In some cases, a broken kneecap will cause a visible bump or unusual shape, indicating that the bone is displaced. If you have an open fracture, you may also see the broken bone protruding through your skin.
Treatment for a Shattered Knee Injury
Most knee trauma is treatable, but some fractures are more difficult to repair than others. Depending on the seriousness of the injury, patients may spend several days in the hospital, followed by weeks and months of outpatient treatments.
If your knee is displaced or broken into multiple pieces, doctors might perform surgery to repair it. As Cedars Sinai explains, surgeons attempt to reconnect the bone pieces during this procedure, often using wire, screws, plates, or pins. This can be a difficult process because the muscles surrounding the kneecap naturally pull the pieces apart. Doctors may also have to reattach the tendon to the patella or remove pieces of bone that are too small to reconnect. In the worst cases, surgeons remove the entire kneecap and replace it with a prosthetic.
Stabilizing the Knee
In order for a fractured knee to heal, it has to remain in the same position so that the bones stay in alignment. Doctors typically use casts or braces to immobilize the knee and reduce pain and swelling during the recovery period. Some people with especially serious knee injuries continue to use braces to improve their mobility even after the bone has healed.
When a doctor removes a cast, a victim’s knee often feels stiff, and the surrounding muscles are weak due to lack of use. Physical therapy helps restore and increase your range of motion and improve your ability to walk as you did before your injury. Many physical therapists recommend exercises and stretches that people with shattered knees can continue to use to prevent additional pain and tension in their knees.

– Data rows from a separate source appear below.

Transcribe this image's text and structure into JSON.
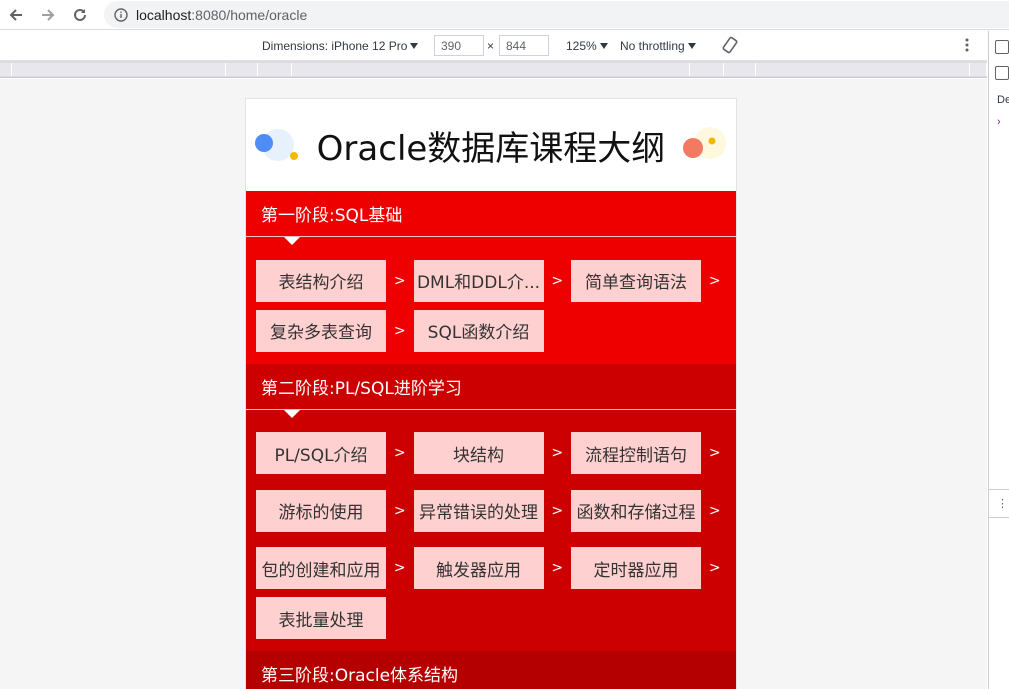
{
  "browser": {
    "url_host": "localhost",
    "url_path": ":8080/home/oracle"
  },
  "device_toolbar": {
    "dimensions_label": "Dimensions: iPhone 12 Pro",
    "width_value": "390",
    "times_sign": "×",
    "height_value": "844",
    "zoom": "125%",
    "throttling": "No throttling"
  },
  "devtools": {
    "partial_label": "De"
  },
  "page": {
    "title": "Oracle数据库课程大纲",
    "stages": [
      {
        "title": "第一阶段:SQL基础",
        "color": "#ee0000",
        "rows": [
          [
            "表结构介绍",
            "DML和DDL介...",
            "简单查询语法"
          ],
          [
            "复杂多表查询",
            "SQL函数介绍"
          ]
        ]
      },
      {
        "title": "第二阶段:PL/SQL进阶学习",
        "color": "#cc0000",
        "rows": [
          [
            "PL/SQL介绍",
            "块结构",
            "流程控制语句"
          ],
          [
            "游标的使用",
            "异常错误的处理",
            "函数和存储过程"
          ],
          [
            "包的创建和应用",
            "触发器应用",
            "定时器应用"
          ],
          [
            "表批量处理"
          ]
        ]
      },
      {
        "title": "第三阶段:Oracle体系结构",
        "color": "#b50000",
        "rows": []
      }
    ],
    "arrow_char": ">"
  }
}
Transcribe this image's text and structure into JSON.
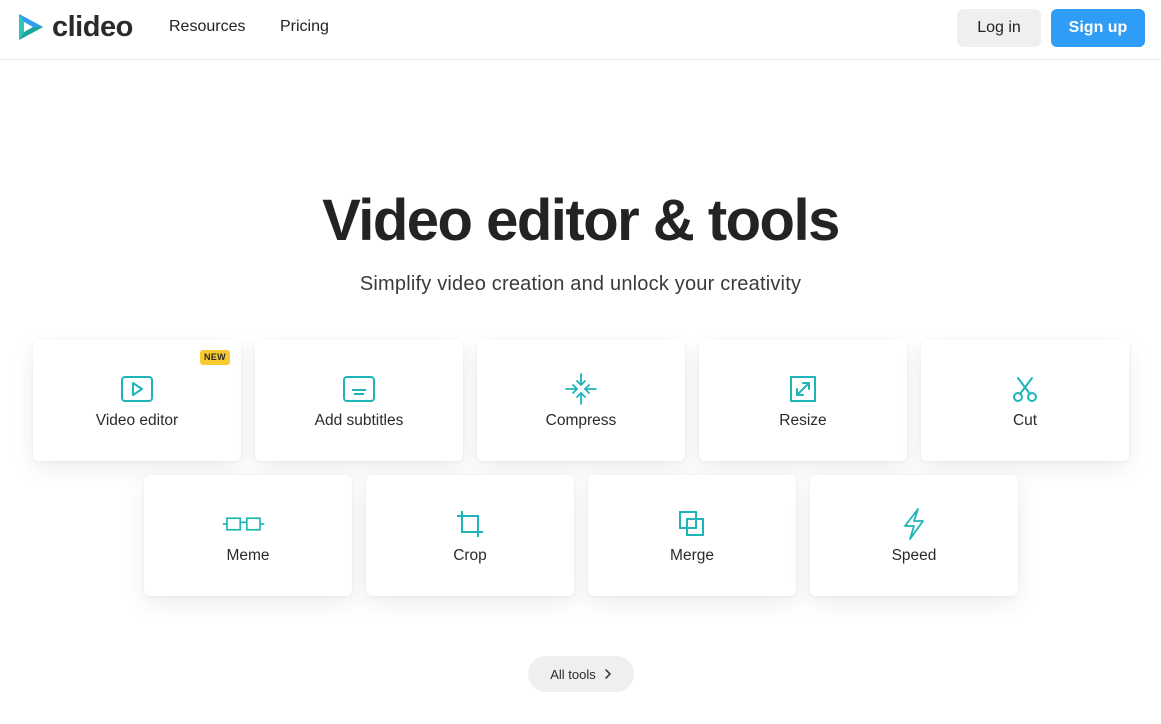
{
  "header": {
    "logo_text": "clideo",
    "nav": [
      {
        "label": "Resources"
      },
      {
        "label": "Pricing"
      }
    ],
    "login_label": "Log in",
    "signup_label": "Sign up"
  },
  "hero": {
    "title": "Video editor & tools",
    "subtitle": "Simplify video creation and unlock your creativity"
  },
  "tools": [
    {
      "label": "Video editor",
      "icon": "play-video-icon",
      "badge": "NEW"
    },
    {
      "label": "Add subtitles",
      "icon": "subtitles-icon"
    },
    {
      "label": "Compress",
      "icon": "compress-icon"
    },
    {
      "label": "Resize",
      "icon": "resize-icon"
    },
    {
      "label": "Cut",
      "icon": "scissors-icon"
    },
    {
      "label": "Meme",
      "icon": "glasses-icon"
    },
    {
      "label": "Crop",
      "icon": "crop-icon"
    },
    {
      "label": "Merge",
      "icon": "merge-icon"
    },
    {
      "label": "Speed",
      "icon": "lightning-icon"
    }
  ],
  "all_tools_label": "All tools",
  "colors": {
    "accent": "#2f9cf5",
    "icon": "#1fb5b8",
    "badge": "#f8ca32"
  }
}
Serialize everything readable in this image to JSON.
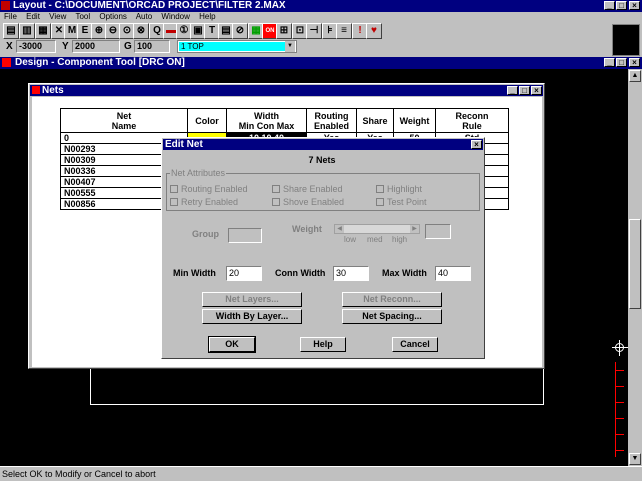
{
  "app": {
    "title": "Layout - C:\\DOCUMENT\\ORCAD PROJECT\\FILTER 2.MAX",
    "menu": [
      "File",
      "Edit",
      "View",
      "Tool",
      "Options",
      "Auto",
      "Window",
      "Help"
    ]
  },
  "coords": {
    "x_label": "X",
    "x_value": "-3000",
    "y_label": "Y",
    "y_value": "2000",
    "g_label": "G",
    "g_value": "100",
    "layer": "1  TOP"
  },
  "design_window": {
    "title": "Design - Component Tool [DRC ON]"
  },
  "nets_window": {
    "title": "Nets",
    "headers": {
      "net": "Net\nName",
      "color": "Color",
      "width": "Width\nMin Con Max",
      "routing": "Routing\nEnabled",
      "share": "Share",
      "weight": "Weight",
      "reconn": "Reconn\nRule"
    },
    "first_row": {
      "net": "0",
      "width": "10  10  40",
      "routing": "Yes",
      "share": "Yes",
      "weight": "50",
      "reconn": "Std"
    },
    "rows": [
      "N00293",
      "N00309",
      "N00336",
      "N00407",
      "N00555",
      "N00856"
    ]
  },
  "edit_net": {
    "title": "Edit Net",
    "heading": "7 Nets",
    "attributes_label": "Net Attributes",
    "routing_enabled": "Routing Enabled",
    "share_enabled": "Share Enabled",
    "highlight": "Highlight",
    "retry_enabled": "Retry Enabled",
    "shove_enabled": "Shove Enabled",
    "test_point": "Test Point",
    "group_label": "Group",
    "weight_label": "Weight",
    "weight_low": "low",
    "weight_med": "med",
    "weight_high": "high",
    "min_width_label": "Min Width",
    "min_width_value": "20",
    "conn_width_label": "Conn Width",
    "conn_width_value": "30",
    "max_width_label": "Max Width",
    "max_width_value": "40",
    "net_layers": "Net Layers...",
    "net_reconn": "Net Reconn...",
    "width_by_layer": "Width By Layer...",
    "net_spacing": "Net Spacing...",
    "ok": "OK",
    "help": "Help",
    "cancel": "Cancel"
  },
  "status": "Select OK to Modify or Cancel to abort"
}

Risks From Shattered Knee Injuries
The knee is a complicated, weight-bearing joint, so an impact can cause short-term and long-term complications. According to the Cleveland Clinic, most people are able to return to regular activities within three to six months after sustaining a knee injury. Others may experience symptoms for years, limiting their ability to work, socialize, and care for themselves. Some patients report experiencing muscle weakness and chronic pain long after having their cast or brace removed.
A 2020 study revealed that people with shattered knees were also more likely to receive a total knee arthroplasty, also known as a kneecap replacement, because they were suffering from posttraumatic arthritis. While you may not require a prosthetic patella as part of your initial treatment, it may be necessary years later if your pain continues or intensifies.
Damages Available for Victims With Knee Injuries
If your shattered knee injury occurred because of someone else’s negligence or recklessness, you can seek compensation with a personal injury lawsuit. For instance, if you fell because a store owner neglected to clean up a wet floor and didn’t put up a caution sign, they may owe you compensation due to premises liability laws. Some of the damages they might owe you include:
- Medical bills. The costs of a fractured kneecap may include emergency care, x-rays and other diagnostic tests, surgery, prescription medications, and rehabilitative care.
- Lost wages and earning capacity. A knee injury can cause temporary unemployment or permanent disability, resulting in a substantial drop in income.
- Pain and suffering. A shattered knee may result in physical pain and emotional trauma, including anxiety and depression.
- Home modifications and assistive devices. Victims with fractured patellas may need ramps, wheelchairs, walkers, or support bars to move safely around their homes and in public.
When you attempt to recover damages for your shattered knee, take into account both past and future expenses. While your hospital stay may be over, the defendant is also responsible for the cost of physical therapy, check-ups, or pain medication that you will need to treat your injury through all the stages of your recovery.
Kneecap Fractures (Patella Fractures). Johns Hopkins Medicine. Accessed on October 24, 2023.
Fractured Kneecap. Cedars Sinai. Accessed on October 24, 2023.
Patella Fracture. Cleveland Clinic. Accessed on October 24, 2023.
Knee Fracture Increases TKA Risk After Initial Fracture Treatment and Throughout Life. National Library of Medicine. Accessed on October 24, 2023